Older adults aged 46 to 59 years old should get at least 30 minutes of daily physical activity through the following:

  • Active daily tasks for adults;
  • Moderate aerobic activity and prescription for more active people with no risk factors similar to those prescribed for adults;
  • Activities using all major muscles to increase strength and endurance as well as gentle stretches similar to those prescribed for adults, with the only difference being the set of eight to 12 repetitions;
  • Physical activity in the workplace similar to those prescribed for adults; and
  • Activities for balance and coordination such as walking, gentle yoga, tai chi, dance, and aquatic activities two to four days per week.

Senior citizens should get at least 30 minutes of daily physical activity. There are three sub-age groups in this category.

For the young old or those aged 60 to 69, physical activity can come from the following:

  • Active daily tasks for adults;
  • Moderate aerobic activity similar to those prescribed for adults, any rhythmic and continuous physical activity that uses large muscle groups with emphasis on load bearing activities to reduce rate of osteoporosis and to maintain bone density, or for more active people with no risk factors, low to moderate aerobic activity for a minimum of 30 minutes three to five times per week;
  • Activities using all major muscles to increase strength and endurance as well as gentle stretches similar those prescribed for adults, with the only difference being the set of ten to 20 repetitions;
  • Physical activity in the workplace similar to those prescribed for adults; and
  • Activities for balance and coordination similar to those prescribed for older adults, with recommendations for performing simple yet dynamic movements that challenge postural and positional stability such as single-leg stands or supports, exercise ball-sitting, and weight shifting.

For the middle old or those aged 70 to 79, the following activities are recommended:

  • Active travel and mild or easy household chores like gardening, sweeping, folding clothes, etc.;
  • Light physical activities such as leisurely walks and any rhythmic and continuous physical activity that uses large muscle groups while standing independently or assisted, seated, or reclined continuously for at least 30 minutes or in increments of 10 minutes or longer three times per week, or for more active people with no risk factors, low to moderate aerobic activity done continuously for 30 minutes, three times per week on non-consecutive days;
  • Activities using all major muscles to increase strength and endurance such as mild calisthenics, elastic band training, or light weight training for a set of ten to 20 repetitions resulting in light challenge to the muscle, and gentle stretches to the point of tension done after aerobic exercises or at cool down for at least eight times per direction, three times per week; and
  • Activities for balance and coordination similar to those prescribed for the young old, but with support or spotting.

For the vintage old or those aged 80 and above, the prescribed amount of physical activity can come from the following:

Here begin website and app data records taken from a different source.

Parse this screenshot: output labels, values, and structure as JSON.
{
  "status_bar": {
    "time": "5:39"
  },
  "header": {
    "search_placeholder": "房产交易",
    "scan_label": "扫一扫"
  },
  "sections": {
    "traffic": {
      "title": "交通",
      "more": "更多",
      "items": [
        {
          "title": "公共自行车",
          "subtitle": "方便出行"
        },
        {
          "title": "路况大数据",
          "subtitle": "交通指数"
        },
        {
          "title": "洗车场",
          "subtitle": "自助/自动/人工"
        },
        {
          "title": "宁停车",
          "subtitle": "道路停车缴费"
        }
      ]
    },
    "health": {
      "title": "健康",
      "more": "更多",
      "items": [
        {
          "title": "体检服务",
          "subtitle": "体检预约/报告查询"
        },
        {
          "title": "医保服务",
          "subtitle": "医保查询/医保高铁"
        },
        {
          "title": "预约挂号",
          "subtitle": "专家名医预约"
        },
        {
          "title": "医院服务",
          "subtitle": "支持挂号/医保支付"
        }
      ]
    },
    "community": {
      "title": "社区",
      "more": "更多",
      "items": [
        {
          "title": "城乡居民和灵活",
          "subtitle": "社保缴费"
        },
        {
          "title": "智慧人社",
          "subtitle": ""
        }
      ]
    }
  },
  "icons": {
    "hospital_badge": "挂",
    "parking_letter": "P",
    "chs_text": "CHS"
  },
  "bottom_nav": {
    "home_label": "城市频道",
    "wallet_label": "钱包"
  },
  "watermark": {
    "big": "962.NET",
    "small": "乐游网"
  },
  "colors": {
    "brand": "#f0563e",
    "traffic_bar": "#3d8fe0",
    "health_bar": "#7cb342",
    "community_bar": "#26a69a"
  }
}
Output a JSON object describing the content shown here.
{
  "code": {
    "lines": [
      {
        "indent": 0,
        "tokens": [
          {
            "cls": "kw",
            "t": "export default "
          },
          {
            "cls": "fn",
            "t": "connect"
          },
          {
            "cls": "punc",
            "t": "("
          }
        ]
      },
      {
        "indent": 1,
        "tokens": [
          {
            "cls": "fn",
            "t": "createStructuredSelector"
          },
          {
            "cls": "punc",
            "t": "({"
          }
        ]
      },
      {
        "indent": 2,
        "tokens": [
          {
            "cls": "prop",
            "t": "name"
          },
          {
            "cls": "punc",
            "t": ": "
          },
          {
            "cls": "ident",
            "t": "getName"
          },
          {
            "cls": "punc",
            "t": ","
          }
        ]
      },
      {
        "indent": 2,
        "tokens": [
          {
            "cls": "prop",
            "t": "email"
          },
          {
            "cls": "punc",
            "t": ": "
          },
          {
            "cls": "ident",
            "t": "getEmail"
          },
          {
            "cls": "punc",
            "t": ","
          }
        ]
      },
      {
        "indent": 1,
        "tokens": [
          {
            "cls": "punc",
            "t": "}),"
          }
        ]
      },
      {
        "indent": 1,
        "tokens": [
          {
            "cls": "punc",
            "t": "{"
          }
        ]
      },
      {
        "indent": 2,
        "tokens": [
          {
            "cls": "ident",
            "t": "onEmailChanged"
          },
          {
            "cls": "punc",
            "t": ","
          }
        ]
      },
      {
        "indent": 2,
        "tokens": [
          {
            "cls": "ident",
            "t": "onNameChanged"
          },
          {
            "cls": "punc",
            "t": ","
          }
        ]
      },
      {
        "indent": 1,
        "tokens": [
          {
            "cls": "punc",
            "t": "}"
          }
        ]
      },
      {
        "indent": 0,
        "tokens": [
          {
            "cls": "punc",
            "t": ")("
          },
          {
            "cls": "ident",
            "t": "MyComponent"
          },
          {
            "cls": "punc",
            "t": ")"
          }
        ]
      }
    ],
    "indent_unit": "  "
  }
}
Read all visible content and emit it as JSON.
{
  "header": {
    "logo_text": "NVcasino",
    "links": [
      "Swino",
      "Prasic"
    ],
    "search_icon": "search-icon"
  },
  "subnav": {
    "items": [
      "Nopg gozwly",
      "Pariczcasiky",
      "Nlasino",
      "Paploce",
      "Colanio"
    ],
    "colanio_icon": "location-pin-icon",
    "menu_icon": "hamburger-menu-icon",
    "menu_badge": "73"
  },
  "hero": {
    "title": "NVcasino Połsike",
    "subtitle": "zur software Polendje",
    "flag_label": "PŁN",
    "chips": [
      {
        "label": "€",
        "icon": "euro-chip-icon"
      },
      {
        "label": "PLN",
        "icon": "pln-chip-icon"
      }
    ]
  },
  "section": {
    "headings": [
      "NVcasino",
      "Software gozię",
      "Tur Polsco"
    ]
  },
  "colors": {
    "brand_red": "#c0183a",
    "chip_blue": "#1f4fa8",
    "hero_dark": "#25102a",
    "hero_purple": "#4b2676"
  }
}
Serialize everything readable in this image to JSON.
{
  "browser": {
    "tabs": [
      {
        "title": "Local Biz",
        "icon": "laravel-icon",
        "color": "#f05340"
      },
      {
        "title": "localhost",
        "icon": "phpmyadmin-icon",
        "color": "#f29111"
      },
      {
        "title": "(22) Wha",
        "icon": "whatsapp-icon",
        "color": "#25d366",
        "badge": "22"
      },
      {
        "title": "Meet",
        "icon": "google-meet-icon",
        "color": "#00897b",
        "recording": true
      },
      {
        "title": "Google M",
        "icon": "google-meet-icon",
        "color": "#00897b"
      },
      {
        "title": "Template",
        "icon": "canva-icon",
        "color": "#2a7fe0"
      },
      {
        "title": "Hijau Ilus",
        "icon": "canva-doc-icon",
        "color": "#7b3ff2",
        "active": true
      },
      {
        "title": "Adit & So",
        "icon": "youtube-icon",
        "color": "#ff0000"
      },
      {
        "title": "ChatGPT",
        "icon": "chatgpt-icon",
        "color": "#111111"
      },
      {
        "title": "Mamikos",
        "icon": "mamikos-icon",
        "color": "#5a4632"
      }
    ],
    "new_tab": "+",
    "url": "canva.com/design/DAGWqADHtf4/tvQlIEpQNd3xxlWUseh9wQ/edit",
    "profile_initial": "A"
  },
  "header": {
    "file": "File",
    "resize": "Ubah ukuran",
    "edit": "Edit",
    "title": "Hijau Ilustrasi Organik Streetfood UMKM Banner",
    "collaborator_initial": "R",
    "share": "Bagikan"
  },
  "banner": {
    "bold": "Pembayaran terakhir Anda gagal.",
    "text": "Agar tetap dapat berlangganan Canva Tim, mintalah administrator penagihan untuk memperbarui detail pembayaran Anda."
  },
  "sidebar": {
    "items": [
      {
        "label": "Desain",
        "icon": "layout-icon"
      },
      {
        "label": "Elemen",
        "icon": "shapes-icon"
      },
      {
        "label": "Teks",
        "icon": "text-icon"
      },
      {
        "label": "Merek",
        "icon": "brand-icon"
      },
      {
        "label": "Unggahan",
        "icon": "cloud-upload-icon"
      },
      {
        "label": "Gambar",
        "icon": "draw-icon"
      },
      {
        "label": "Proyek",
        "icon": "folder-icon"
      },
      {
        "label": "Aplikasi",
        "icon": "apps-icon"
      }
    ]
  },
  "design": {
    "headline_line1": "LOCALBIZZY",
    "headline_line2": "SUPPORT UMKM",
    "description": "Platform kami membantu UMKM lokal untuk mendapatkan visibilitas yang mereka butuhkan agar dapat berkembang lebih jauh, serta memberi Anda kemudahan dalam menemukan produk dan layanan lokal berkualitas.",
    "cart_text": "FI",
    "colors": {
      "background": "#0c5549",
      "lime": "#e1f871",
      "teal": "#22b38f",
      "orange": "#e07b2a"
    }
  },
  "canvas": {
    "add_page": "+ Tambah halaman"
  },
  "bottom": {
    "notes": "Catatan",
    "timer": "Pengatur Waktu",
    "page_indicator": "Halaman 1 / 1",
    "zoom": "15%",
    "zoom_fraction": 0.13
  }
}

  • Active travel and mild or easy household chores similar to those prescribed for the middle old;
  • Light physical activities similar to those prescribed for the middle old, done for 20 minutes continuously or in increments of 10 minutes or longer;
  • Activities using all major muscles to increase strength and endurance similar to those prescribed to the middle old, for a set of ten to 15 repetitions resulting in light challenge to the muscle at least twice per week on non-consecutive days, and gentle full range of motion exercises done after aerobic exercises or at cool down for at least eight times per direction, two to three times per week on non-consecutive days; and
  • Activities for balance and coordination similar to those prescribed for the middle old, at least three days a week.

Due to length considerations, the PNGPA implementing guidelines and prescriptions of physical activities were condensed. The PNGPA can be viewed at http://www.doh.gov.ph/sites/default/files/publications/HBEAT58a.pdf.